**Task inputs**
---

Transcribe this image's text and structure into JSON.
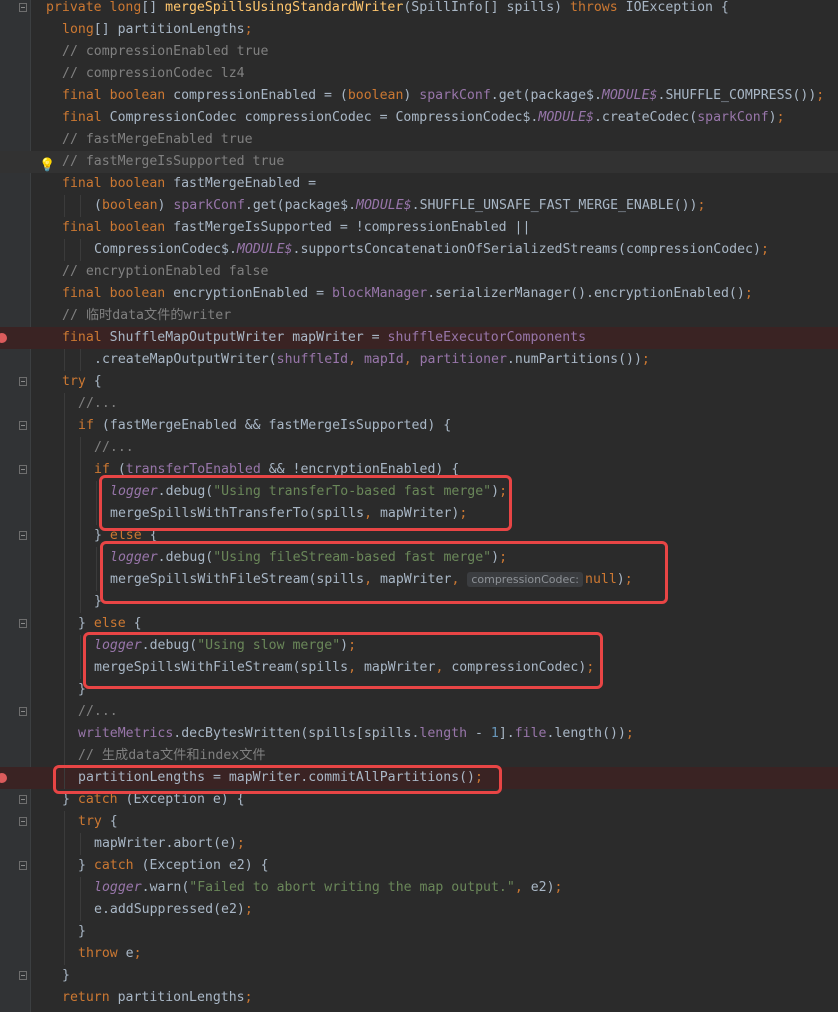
{
  "editor": {
    "lines": [
      {
        "indent": 0,
        "tokens": [
          [
            "k",
            "private "
          ],
          [
            "k",
            "long"
          ],
          [
            "p",
            "[] "
          ],
          [
            "m",
            "mergeSpillsUsingStandardWriter"
          ],
          [
            "p",
            "(SpillInfo[] spills) "
          ],
          [
            "k",
            "throws "
          ],
          [
            "p",
            "IOException {"
          ]
        ]
      },
      {
        "indent": 1,
        "tokens": [
          [
            "k",
            "long"
          ],
          [
            "p",
            "[] partitionLengths"
          ],
          [
            "k",
            ";"
          ]
        ]
      },
      {
        "indent": 1,
        "tokens": [
          [
            "c",
            "// compressionEnabled true"
          ]
        ]
      },
      {
        "indent": 1,
        "tokens": [
          [
            "c",
            "// compressionCodec lz4"
          ]
        ]
      },
      {
        "indent": 1,
        "tokens": [
          [
            "k",
            "final boolean "
          ],
          [
            "p",
            "compressionEnabled = ("
          ],
          [
            "k",
            "boolean"
          ],
          [
            "p",
            ") "
          ],
          [
            "f",
            "sparkConf"
          ],
          [
            "p",
            ".get(package$."
          ],
          [
            "fi",
            "MODULE$"
          ],
          [
            "p",
            ".SHUFFLE_COMPRESS())"
          ],
          [
            "k",
            ";"
          ]
        ]
      },
      {
        "indent": 1,
        "tokens": [
          [
            "k",
            "final "
          ],
          [
            "p",
            "CompressionCodec compressionCodec = CompressionCodec$."
          ],
          [
            "fi",
            "MODULE$"
          ],
          [
            "p",
            ".createCodec("
          ],
          [
            "f",
            "sparkConf"
          ],
          [
            "p",
            ")"
          ],
          [
            "k",
            ";"
          ]
        ]
      },
      {
        "indent": 1,
        "tokens": [
          [
            "c",
            "// fastMergeEnabled true"
          ]
        ]
      },
      {
        "indent": 1,
        "tokens": [
          [
            "c",
            "// fastMergeIsSupported true"
          ]
        ]
      },
      {
        "indent": 1,
        "tokens": [
          [
            "k",
            "final boolean "
          ],
          [
            "p",
            "fastMergeEnabled ="
          ]
        ]
      },
      {
        "indent": 3,
        "tokens": [
          [
            "p",
            "("
          ],
          [
            "k",
            "boolean"
          ],
          [
            "p",
            ") "
          ],
          [
            "f",
            "sparkConf"
          ],
          [
            "p",
            ".get(package$."
          ],
          [
            "fi",
            "MODULE$"
          ],
          [
            "p",
            ".SHUFFLE_UNSAFE_FAST_MERGE_ENABLE())"
          ],
          [
            "k",
            ";"
          ]
        ]
      },
      {
        "indent": 1,
        "tokens": [
          [
            "k",
            "final boolean "
          ],
          [
            "p",
            "fastMergeIsSupported = !compressionEnabled ||"
          ]
        ]
      },
      {
        "indent": 3,
        "tokens": [
          [
            "p",
            "CompressionCodec$."
          ],
          [
            "fi",
            "MODULE$"
          ],
          [
            "p",
            ".supportsConcatenationOfSerializedStreams(compressionCodec)"
          ],
          [
            "k",
            ";"
          ]
        ]
      },
      {
        "indent": 1,
        "tokens": [
          [
            "c",
            "// encryptionEnabled false"
          ]
        ]
      },
      {
        "indent": 1,
        "tokens": [
          [
            "k",
            "final boolean "
          ],
          [
            "p",
            "encryptionEnabled = "
          ],
          [
            "f",
            "blockManager"
          ],
          [
            "p",
            ".serializerManager().encryptionEnabled()"
          ],
          [
            "k",
            ";"
          ]
        ]
      },
      {
        "indent": 1,
        "tokens": [
          [
            "c",
            "// 临时data文件的writer"
          ]
        ]
      },
      {
        "indent": 1,
        "tokens": [
          [
            "k",
            "final "
          ],
          [
            "p",
            "ShuffleMapOutputWriter mapWriter = "
          ],
          [
            "f",
            "shuffleExecutorComponents"
          ]
        ]
      },
      {
        "indent": 3,
        "tokens": [
          [
            "p",
            ".createMapOutputWriter("
          ],
          [
            "f",
            "shuffleId"
          ],
          [
            "k",
            ", "
          ],
          [
            "f",
            "mapId"
          ],
          [
            "k",
            ", "
          ],
          [
            "f",
            "partitioner"
          ],
          [
            "p",
            ".numPartitions())"
          ],
          [
            "k",
            ";"
          ]
        ]
      },
      {
        "indent": 1,
        "tokens": [
          [
            "k",
            "try "
          ],
          [
            "p",
            "{"
          ]
        ]
      },
      {
        "indent": 2,
        "tokens": [
          [
            "c",
            "//..."
          ]
        ]
      },
      {
        "indent": 2,
        "tokens": [
          [
            "k",
            "if "
          ],
          [
            "p",
            "(fastMergeEnabled && fastMergeIsSupported) {"
          ]
        ]
      },
      {
        "indent": 3,
        "tokens": [
          [
            "c",
            "//..."
          ]
        ]
      },
      {
        "indent": 3,
        "tokens": [
          [
            "k",
            "if "
          ],
          [
            "p",
            "("
          ],
          [
            "f",
            "transferToEnabled"
          ],
          [
            "p",
            " && !encryptionEnabled) {"
          ]
        ]
      },
      {
        "indent": 4,
        "tokens": [
          [
            "fi",
            "logger"
          ],
          [
            "p",
            ".debug("
          ],
          [
            "s",
            "\"Using transferTo-based fast merge\""
          ],
          [
            "p",
            ")"
          ],
          [
            "k",
            ";"
          ]
        ]
      },
      {
        "indent": 4,
        "tokens": [
          [
            "p",
            "mergeSpillsWithTransferTo(spills"
          ],
          [
            "k",
            ", "
          ],
          [
            "p",
            "mapWriter)"
          ],
          [
            "k",
            ";"
          ]
        ]
      },
      {
        "indent": 3,
        "tokens": [
          [
            "p",
            "} "
          ],
          [
            "k",
            "else "
          ],
          [
            "p",
            "{"
          ]
        ]
      },
      {
        "indent": 4,
        "tokens": [
          [
            "fi",
            "logger"
          ],
          [
            "p",
            ".debug("
          ],
          [
            "s",
            "\"Using fileStream-based fast merge\""
          ],
          [
            "p",
            ")"
          ],
          [
            "k",
            ";"
          ]
        ]
      },
      {
        "indent": 4,
        "tokens": [
          [
            "p",
            "mergeSpillsWithFileStream(spills"
          ],
          [
            "k",
            ", "
          ],
          [
            "p",
            "mapWriter"
          ],
          [
            "k",
            ", "
          ],
          [
            "h",
            "compressionCodec:"
          ],
          [
            "k",
            "null"
          ],
          [
            "p",
            ")"
          ],
          [
            "k",
            ";"
          ]
        ]
      },
      {
        "indent": 3,
        "tokens": [
          [
            "p",
            "}"
          ]
        ]
      },
      {
        "indent": 2,
        "tokens": [
          [
            "p",
            "} "
          ],
          [
            "k",
            "else "
          ],
          [
            "p",
            "{"
          ]
        ]
      },
      {
        "indent": 3,
        "tokens": [
          [
            "fi",
            "logger"
          ],
          [
            "p",
            ".debug("
          ],
          [
            "s",
            "\"Using slow merge\""
          ],
          [
            "p",
            ")"
          ],
          [
            "k",
            ";"
          ]
        ]
      },
      {
        "indent": 3,
        "tokens": [
          [
            "p",
            "mergeSpillsWithFileStream(spills"
          ],
          [
            "k",
            ", "
          ],
          [
            "p",
            "mapWriter"
          ],
          [
            "k",
            ", "
          ],
          [
            "p",
            "compressionCodec)"
          ],
          [
            "k",
            ";"
          ]
        ]
      },
      {
        "indent": 2,
        "tokens": [
          [
            "p",
            "}"
          ]
        ]
      },
      {
        "indent": 2,
        "tokens": [
          [
            "c",
            "//..."
          ]
        ]
      },
      {
        "indent": 2,
        "tokens": [
          [
            "f",
            "writeMetrics"
          ],
          [
            "p",
            ".decBytesWritten(spills[spills."
          ],
          [
            "f",
            "length "
          ],
          [
            "p",
            "- "
          ],
          [
            "n",
            "1"
          ],
          [
            "p",
            "]."
          ],
          [
            "f",
            "file"
          ],
          [
            "p",
            ".length())"
          ],
          [
            "k",
            ";"
          ]
        ]
      },
      {
        "indent": 2,
        "tokens": [
          [
            "c",
            "// 生成data文件和index文件"
          ]
        ]
      },
      {
        "indent": 2,
        "tokens": [
          [
            "p",
            "partitionLengths = mapWriter.commitAllPartitions()"
          ],
          [
            "k",
            ";"
          ]
        ]
      },
      {
        "indent": 1,
        "tokens": [
          [
            "p",
            "} "
          ],
          [
            "k",
            "catch "
          ],
          [
            "p",
            "(Exception e) {"
          ]
        ]
      },
      {
        "indent": 2,
        "tokens": [
          [
            "k",
            "try "
          ],
          [
            "p",
            "{"
          ]
        ]
      },
      {
        "indent": 3,
        "tokens": [
          [
            "p",
            "mapWriter.abort(e)"
          ],
          [
            "k",
            ";"
          ]
        ]
      },
      {
        "indent": 2,
        "tokens": [
          [
            "p",
            "} "
          ],
          [
            "k",
            "catch "
          ],
          [
            "p",
            "(Exception e2) {"
          ]
        ]
      },
      {
        "indent": 3,
        "tokens": [
          [
            "fi",
            "logger"
          ],
          [
            "p",
            ".warn("
          ],
          [
            "s",
            "\"Failed to abort writing the map output.\""
          ],
          [
            "k",
            ", "
          ],
          [
            "p",
            "e2)"
          ],
          [
            "k",
            ";"
          ]
        ]
      },
      {
        "indent": 3,
        "tokens": [
          [
            "p",
            "e.addSuppressed(e2)"
          ],
          [
            "k",
            ";"
          ]
        ]
      },
      {
        "indent": 2,
        "tokens": [
          [
            "p",
            "}"
          ]
        ]
      },
      {
        "indent": 2,
        "tokens": [
          [
            "k",
            "throw "
          ],
          [
            "p",
            "e"
          ],
          [
            "k",
            ";"
          ]
        ]
      },
      {
        "indent": 1,
        "tokens": [
          [
            "p",
            "}"
          ]
        ]
      },
      {
        "indent": 1,
        "tokens": [
          [
            "k",
            "return "
          ],
          [
            "p",
            "partitionLengths"
          ],
          [
            "k",
            ";"
          ]
        ]
      }
    ]
  },
  "colors": {
    "background": "#2b2b2b",
    "keyword": "#cc7832",
    "comment": "#808080",
    "string": "#6a8759",
    "field": "#9876aa",
    "method": "#ffc66d",
    "number": "#6897bb",
    "highlight_box": "#e84545",
    "breakpoint": "#db5c5c"
  },
  "icons": {
    "breakpoint": "breakpoint-icon",
    "fold": "fold-icon",
    "intention": "lightbulb-icon"
  }
}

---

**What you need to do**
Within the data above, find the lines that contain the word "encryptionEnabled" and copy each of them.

**Answer below**
            "// encryptionEnabled false"
            "encryptionEnabled = "
            ".serializerManager().encryptionEnabled()"
            " && !encryptionEnabled) {"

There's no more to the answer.